Promoting the exhibit isn't nearly as enjoyable as coming up with a theme, or creating the artwork, but is something that has to be done. It's important to have gallery input when making these decisions. Some galleries take all the responsibilities for promoting all their shows, and others do no promotion at all, leaving this up to the individual artists. Most often, the marketing of a show is done by a collaboration between the artist and the gallery. Just some of the promotions that can be done for a gallery show are mailing postcards, marketing on social media, newspaper ads, etc. Out of all these options, I've found marketing on my social media sites to be the most effective, and purchasing newspaper ads to be the least.

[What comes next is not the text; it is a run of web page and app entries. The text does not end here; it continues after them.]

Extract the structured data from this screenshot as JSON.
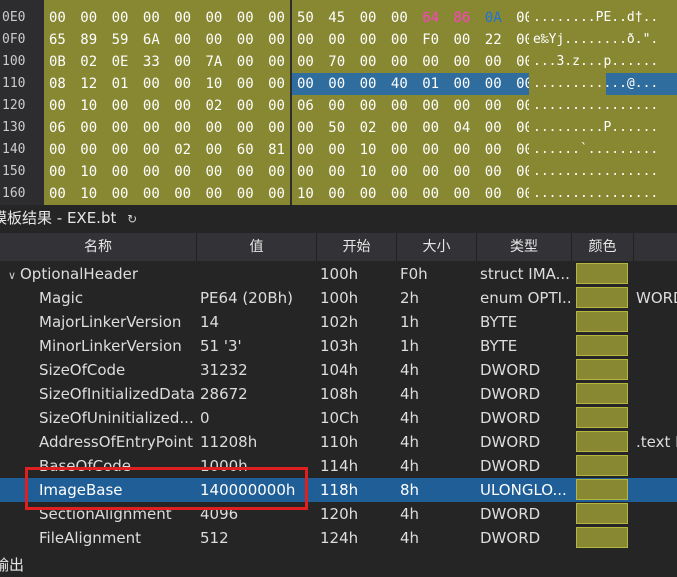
{
  "hex": {
    "rows": [
      {
        "addr": "0E0",
        "bytes_a": [
          "00",
          "00",
          "00",
          "00",
          "00",
          "00",
          "00",
          "00"
        ],
        "bytes_b": [
          "50",
          "45",
          "00",
          "00",
          "64",
          "86",
          "0A",
          "00"
        ],
        "ascii": "........PE..d†.."
      },
      {
        "addr": "0F0",
        "bytes_a": [
          "65",
          "89",
          "59",
          "6A",
          "00",
          "00",
          "00",
          "00"
        ],
        "bytes_b": [
          "00",
          "00",
          "00",
          "00",
          "F0",
          "00",
          "22",
          "00"
        ],
        "ascii": "e‰Yj........ð.\"."
      },
      {
        "addr": "100",
        "bytes_a": [
          "0B",
          "02",
          "0E",
          "33",
          "00",
          "7A",
          "00",
          "00"
        ],
        "bytes_b": [
          "00",
          "70",
          "00",
          "00",
          "00",
          "00",
          "00",
          "00"
        ],
        "ascii": "...3.z...p......"
      },
      {
        "addr": "110",
        "bytes_a": [
          "08",
          "12",
          "01",
          "00",
          "00",
          "10",
          "00",
          "00"
        ],
        "bytes_b": [
          "00",
          "00",
          "00",
          "40",
          "01",
          "00",
          "00",
          "00"
        ],
        "ascii": "............@..."
      },
      {
        "addr": "120",
        "bytes_a": [
          "00",
          "10",
          "00",
          "00",
          "00",
          "02",
          "00",
          "00"
        ],
        "bytes_b": [
          "06",
          "00",
          "00",
          "00",
          "00",
          "00",
          "00",
          "00"
        ],
        "ascii": "................"
      },
      {
        "addr": "130",
        "bytes_a": [
          "06",
          "00",
          "00",
          "00",
          "00",
          "00",
          "00",
          "00"
        ],
        "bytes_b": [
          "00",
          "50",
          "02",
          "00",
          "00",
          "04",
          "00",
          "00"
        ],
        "ascii": ".........P......"
      },
      {
        "addr": "140",
        "bytes_a": [
          "00",
          "00",
          "00",
          "00",
          "02",
          "00",
          "60",
          "81"
        ],
        "bytes_b": [
          "00",
          "00",
          "10",
          "00",
          "00",
          "00",
          "00",
          "00"
        ],
        "ascii": "......`........."
      },
      {
        "addr": "150",
        "bytes_a": [
          "00",
          "10",
          "00",
          "00",
          "00",
          "00",
          "00",
          "00"
        ],
        "bytes_b": [
          "00",
          "00",
          "10",
          "00",
          "00",
          "00",
          "00",
          "00"
        ],
        "ascii": "................"
      },
      {
        "addr": "160",
        "bytes_a": [
          "00",
          "10",
          "00",
          "00",
          "00",
          "00",
          "00",
          "00"
        ],
        "bytes_b": [
          "10",
          "00",
          "00",
          "00",
          "00",
          "00",
          "00",
          "00"
        ],
        "ascii": "................"
      }
    ]
  },
  "template": {
    "title": "模板结果 - EXE.bt",
    "refresh_icon": "↻"
  },
  "table": {
    "headers": [
      "名称",
      "值",
      "开始",
      "大小",
      "类型",
      "颜色"
    ],
    "rows": [
      {
        "name": "OptionalHeader",
        "value": "",
        "start": "100h",
        "size": "F0h",
        "type": "struct IMA...",
        "extra": ""
      },
      {
        "name": "Magic",
        "value": "PE64 (20Bh)",
        "start": "100h",
        "size": "2h",
        "type": "enum OPTI...",
        "extra": "WORD"
      },
      {
        "name": "MajorLinkerVersion",
        "value": "14",
        "start": "102h",
        "size": "1h",
        "type": "BYTE",
        "extra": ""
      },
      {
        "name": "MinorLinkerVersion",
        "value": "51 '3'",
        "start": "103h",
        "size": "1h",
        "type": "BYTE",
        "extra": ""
      },
      {
        "name": "SizeOfCode",
        "value": "31232",
        "start": "104h",
        "size": "4h",
        "type": "DWORD",
        "extra": ""
      },
      {
        "name": "SizeOfInitializedData",
        "value": "28672",
        "start": "108h",
        "size": "4h",
        "type": "DWORD",
        "extra": ""
      },
      {
        "name": "SizeOfUninitialized...",
        "value": "0",
        "start": "10Ch",
        "size": "4h",
        "type": "DWORD",
        "extra": ""
      },
      {
        "name": "AddressOfEntryPoint",
        "value": "11208h",
        "start": "110h",
        "size": "4h",
        "type": "DWORD",
        "extra": ".text F"
      },
      {
        "name": "BaseOfCode",
        "value": "1000h",
        "start": "114h",
        "size": "4h",
        "type": "DWORD",
        "extra": ""
      },
      {
        "name": "ImageBase",
        "value": "140000000h",
        "start": "118h",
        "size": "8h",
        "type": "ULONGLO...",
        "extra": ""
      },
      {
        "name": "SectionAlignment",
        "value": "4096",
        "start": "120h",
        "size": "4h",
        "type": "DWORD",
        "extra": ""
      },
      {
        "name": "FileAlignment",
        "value": "512",
        "start": "124h",
        "size": "4h",
        "type": "DWORD",
        "extra": ""
      }
    ]
  },
  "output": {
    "title": "输出"
  },
  "colors": {
    "hex_bg": "#888833",
    "selection": "#1f5e96",
    "highlight": "#e02020"
  }
}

The last minute details of putting together a solo exhibit would make any artist anxious. Framing the paintings, naming them, pricing them, then hanging them are all important aspects of the show. Sometimes it takes most of the day just to hang the paintings on the wall of the gallery. There is lighting to consider, and which paintings look best in each part of the gallery. If an artist is really fortunate (as I was) the gallery curators will hang the paintings.
Finally, the last stroke is ready to be placed. Opening night, otherwise known as the "Artist Reception". I'm sure there are some hard and fast statistics somewhere, but I'm pretty sure the biggest percentage of artwork sold during the entire length of the show is done during this reception. It's a good idea to have the artist reception be a reflection of the show theme. It can be as unique as the artist.
The artist opening night has many options. Will there be food and drinks? Will there be wine or alcohol? If so, is a liquor license needed for the gallery? Will the gallery or the artist be providing these things, or will this be a collaboration as well? Whatever is decided about this night, one thing is certain. It is a very special night in the life of an artist.
The artist reception evening for my show at Framations Gallery was a high point in my art career. On the night of the reception, everything was ready but I had not seen the final show. Something about walking into a room filled with your own art is overwhelming. This is a feeling that will live in me for a very long time. I would like to say a special thank you to the wonderful people at Framations Gallery and also to all my friends and patrons who came to view the show.
As a wildlife and children’s portrait artist, Sandy Brooks uses pencils and pastels to capture through art her awe for the untouched and untainted in today’s pressurized world. Her works express the innocent emotions of animals and children who explore the world as one with unlimited possibilities, unaware of the barriers that hold us back from our own happiness. Whether her subjects are humorous or striking or dramatic, the end result is always intimate and inspiring.